▶ _Task_:
A single figure is required: the number of lines below that contain "buffer".
BEGIN Entries shown
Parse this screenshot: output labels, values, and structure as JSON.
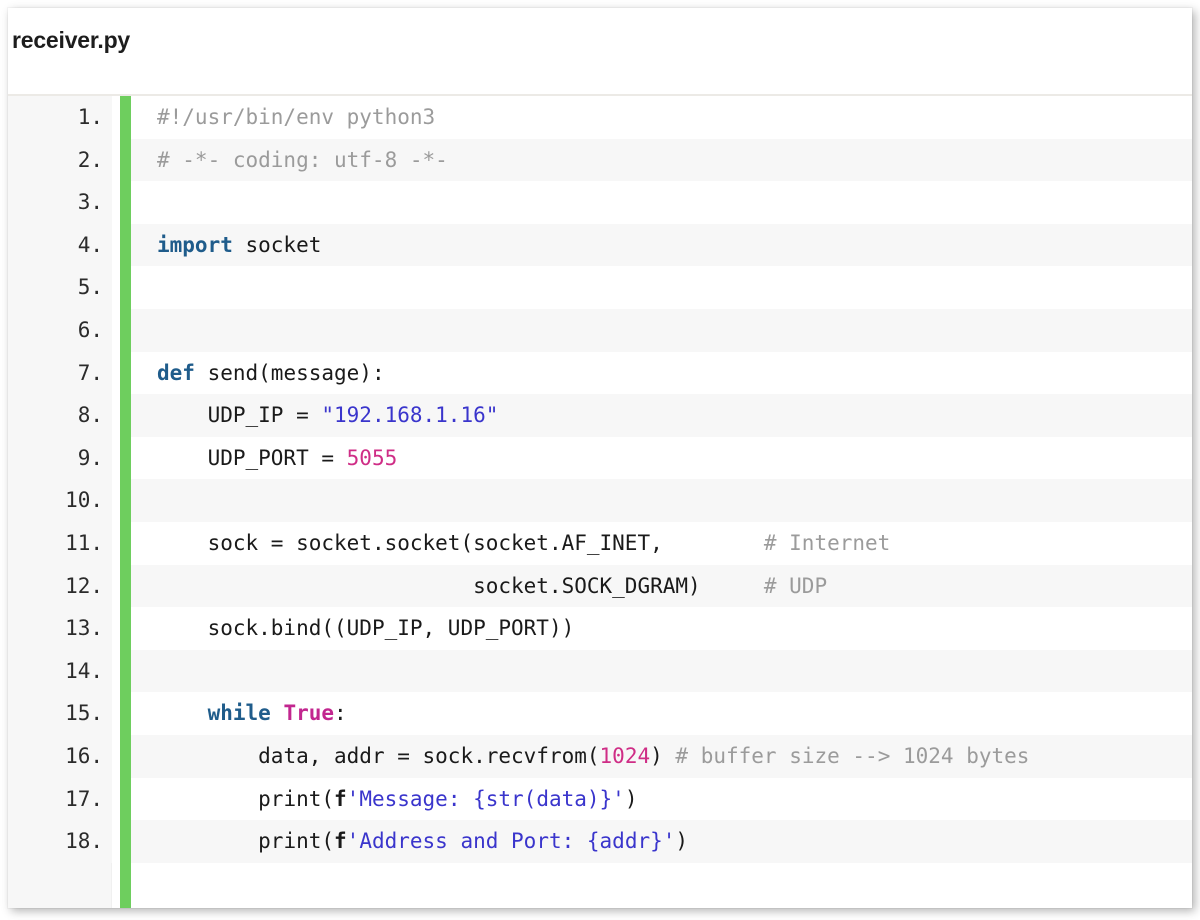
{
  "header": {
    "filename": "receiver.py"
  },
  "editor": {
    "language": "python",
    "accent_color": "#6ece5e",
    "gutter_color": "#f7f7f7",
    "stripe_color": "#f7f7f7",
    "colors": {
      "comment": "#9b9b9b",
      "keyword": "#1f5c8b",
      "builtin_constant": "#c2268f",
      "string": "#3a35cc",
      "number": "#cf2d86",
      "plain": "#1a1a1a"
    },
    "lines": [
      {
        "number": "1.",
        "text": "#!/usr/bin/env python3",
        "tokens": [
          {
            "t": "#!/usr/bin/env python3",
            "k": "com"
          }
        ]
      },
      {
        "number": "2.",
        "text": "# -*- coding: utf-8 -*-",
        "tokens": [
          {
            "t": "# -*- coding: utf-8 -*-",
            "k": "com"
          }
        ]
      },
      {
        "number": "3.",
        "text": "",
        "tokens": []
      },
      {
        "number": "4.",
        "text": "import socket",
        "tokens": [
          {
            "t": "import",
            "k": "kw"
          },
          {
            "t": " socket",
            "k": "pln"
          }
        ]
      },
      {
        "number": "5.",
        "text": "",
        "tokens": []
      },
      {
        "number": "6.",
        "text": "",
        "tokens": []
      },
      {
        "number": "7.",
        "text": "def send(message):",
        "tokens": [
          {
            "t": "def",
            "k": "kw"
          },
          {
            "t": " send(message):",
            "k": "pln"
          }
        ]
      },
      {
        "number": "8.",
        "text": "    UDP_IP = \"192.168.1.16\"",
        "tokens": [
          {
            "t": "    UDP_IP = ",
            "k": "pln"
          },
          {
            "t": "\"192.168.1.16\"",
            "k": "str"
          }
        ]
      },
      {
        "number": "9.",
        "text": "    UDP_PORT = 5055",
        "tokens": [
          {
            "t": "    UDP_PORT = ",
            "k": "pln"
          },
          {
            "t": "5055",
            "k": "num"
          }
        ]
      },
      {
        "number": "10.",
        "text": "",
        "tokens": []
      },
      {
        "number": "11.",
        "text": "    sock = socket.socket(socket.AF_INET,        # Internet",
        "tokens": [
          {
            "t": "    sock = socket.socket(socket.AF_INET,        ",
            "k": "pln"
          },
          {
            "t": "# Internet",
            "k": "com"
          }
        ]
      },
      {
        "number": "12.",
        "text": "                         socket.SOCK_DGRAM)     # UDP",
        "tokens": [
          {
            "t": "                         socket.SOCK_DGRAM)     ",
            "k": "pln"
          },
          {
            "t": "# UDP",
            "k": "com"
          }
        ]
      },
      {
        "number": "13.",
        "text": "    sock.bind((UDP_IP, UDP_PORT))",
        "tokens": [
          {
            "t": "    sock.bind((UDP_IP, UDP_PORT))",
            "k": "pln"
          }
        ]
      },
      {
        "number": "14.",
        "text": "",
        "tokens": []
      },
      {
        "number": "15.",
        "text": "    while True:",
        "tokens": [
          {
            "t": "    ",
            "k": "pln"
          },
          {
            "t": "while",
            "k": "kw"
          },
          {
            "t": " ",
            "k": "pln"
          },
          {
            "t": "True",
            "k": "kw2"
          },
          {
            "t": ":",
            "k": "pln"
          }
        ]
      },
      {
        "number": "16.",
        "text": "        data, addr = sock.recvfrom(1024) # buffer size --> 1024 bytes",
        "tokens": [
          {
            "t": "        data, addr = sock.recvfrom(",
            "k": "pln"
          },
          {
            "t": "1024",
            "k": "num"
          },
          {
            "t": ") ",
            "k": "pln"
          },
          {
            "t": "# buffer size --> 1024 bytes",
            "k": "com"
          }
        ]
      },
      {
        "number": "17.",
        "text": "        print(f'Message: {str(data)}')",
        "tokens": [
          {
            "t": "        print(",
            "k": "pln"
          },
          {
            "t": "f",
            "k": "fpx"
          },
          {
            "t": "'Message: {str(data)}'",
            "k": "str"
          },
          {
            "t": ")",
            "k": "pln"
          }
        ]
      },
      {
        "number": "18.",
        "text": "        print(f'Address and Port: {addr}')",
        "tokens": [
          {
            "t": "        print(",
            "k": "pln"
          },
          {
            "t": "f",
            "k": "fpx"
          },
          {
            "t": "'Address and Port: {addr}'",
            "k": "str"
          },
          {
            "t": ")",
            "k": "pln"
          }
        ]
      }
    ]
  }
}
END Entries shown
▶ _Exercise answer_:
2